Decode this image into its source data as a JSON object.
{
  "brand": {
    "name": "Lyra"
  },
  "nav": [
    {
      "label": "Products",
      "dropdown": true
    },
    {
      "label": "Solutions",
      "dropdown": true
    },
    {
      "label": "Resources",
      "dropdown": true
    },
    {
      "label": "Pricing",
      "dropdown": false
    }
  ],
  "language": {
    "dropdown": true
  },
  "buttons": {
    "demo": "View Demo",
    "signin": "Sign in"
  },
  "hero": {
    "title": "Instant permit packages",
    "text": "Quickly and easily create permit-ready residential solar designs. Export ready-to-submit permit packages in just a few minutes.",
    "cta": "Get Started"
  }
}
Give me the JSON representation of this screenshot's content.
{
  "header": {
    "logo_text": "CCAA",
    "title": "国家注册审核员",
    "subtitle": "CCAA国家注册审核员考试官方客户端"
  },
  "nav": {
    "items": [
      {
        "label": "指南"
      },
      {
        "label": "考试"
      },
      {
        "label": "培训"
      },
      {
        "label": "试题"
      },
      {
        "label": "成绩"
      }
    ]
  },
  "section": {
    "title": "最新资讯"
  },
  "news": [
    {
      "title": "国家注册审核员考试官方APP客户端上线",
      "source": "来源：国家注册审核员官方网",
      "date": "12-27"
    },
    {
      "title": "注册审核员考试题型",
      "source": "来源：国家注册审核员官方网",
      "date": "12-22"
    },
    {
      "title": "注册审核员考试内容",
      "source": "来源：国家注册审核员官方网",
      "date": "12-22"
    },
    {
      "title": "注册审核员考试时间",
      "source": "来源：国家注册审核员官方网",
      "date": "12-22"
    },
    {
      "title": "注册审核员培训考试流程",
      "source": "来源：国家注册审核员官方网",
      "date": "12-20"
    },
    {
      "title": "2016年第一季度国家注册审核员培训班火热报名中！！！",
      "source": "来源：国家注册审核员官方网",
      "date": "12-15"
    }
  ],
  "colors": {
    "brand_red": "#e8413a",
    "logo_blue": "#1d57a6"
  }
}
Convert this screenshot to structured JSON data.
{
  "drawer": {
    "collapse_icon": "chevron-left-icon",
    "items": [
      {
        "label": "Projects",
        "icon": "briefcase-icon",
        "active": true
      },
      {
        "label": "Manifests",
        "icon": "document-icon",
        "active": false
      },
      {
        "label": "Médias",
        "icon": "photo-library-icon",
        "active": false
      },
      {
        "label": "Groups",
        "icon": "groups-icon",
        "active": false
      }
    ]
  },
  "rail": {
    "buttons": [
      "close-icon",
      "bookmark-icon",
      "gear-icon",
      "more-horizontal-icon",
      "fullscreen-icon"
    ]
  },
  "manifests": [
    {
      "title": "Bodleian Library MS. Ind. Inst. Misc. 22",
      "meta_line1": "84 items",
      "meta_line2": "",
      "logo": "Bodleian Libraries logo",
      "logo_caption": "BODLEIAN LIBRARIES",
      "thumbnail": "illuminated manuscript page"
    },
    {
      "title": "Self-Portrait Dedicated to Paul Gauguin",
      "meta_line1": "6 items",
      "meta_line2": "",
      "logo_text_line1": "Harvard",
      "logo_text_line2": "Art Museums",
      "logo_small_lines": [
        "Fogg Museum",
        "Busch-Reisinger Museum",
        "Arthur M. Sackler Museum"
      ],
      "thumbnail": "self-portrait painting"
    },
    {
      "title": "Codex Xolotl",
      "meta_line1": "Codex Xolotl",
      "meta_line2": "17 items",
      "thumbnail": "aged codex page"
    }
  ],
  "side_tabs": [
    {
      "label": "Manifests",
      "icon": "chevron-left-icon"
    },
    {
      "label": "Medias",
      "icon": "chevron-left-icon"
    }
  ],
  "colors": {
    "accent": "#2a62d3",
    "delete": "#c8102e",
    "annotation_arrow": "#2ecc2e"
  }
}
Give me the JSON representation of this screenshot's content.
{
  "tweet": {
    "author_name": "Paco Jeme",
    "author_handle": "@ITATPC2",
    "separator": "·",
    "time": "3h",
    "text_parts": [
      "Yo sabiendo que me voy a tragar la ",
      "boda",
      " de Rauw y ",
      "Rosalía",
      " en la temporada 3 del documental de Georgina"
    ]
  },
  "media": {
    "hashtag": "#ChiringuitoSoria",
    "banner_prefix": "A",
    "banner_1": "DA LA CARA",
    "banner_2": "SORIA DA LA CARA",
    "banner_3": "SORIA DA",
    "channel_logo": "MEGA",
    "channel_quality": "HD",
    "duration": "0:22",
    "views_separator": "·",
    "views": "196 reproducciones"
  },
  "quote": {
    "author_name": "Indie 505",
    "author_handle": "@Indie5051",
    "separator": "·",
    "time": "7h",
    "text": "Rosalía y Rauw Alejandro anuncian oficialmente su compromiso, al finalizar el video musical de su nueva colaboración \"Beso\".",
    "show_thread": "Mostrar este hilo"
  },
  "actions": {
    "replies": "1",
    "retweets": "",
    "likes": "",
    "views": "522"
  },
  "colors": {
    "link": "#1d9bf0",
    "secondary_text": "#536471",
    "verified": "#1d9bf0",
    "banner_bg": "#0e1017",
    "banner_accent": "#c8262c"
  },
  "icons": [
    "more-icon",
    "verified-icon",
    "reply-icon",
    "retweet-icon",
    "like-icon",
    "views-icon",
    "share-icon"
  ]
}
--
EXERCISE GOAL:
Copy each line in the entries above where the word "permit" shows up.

RESPONSE TO THE TASK:
    "title": "Instant permit packages",
    "text": "Quickly and easily create permit-ready residential solar designs. Export ready-to-submit permit packages in just a few minutes.",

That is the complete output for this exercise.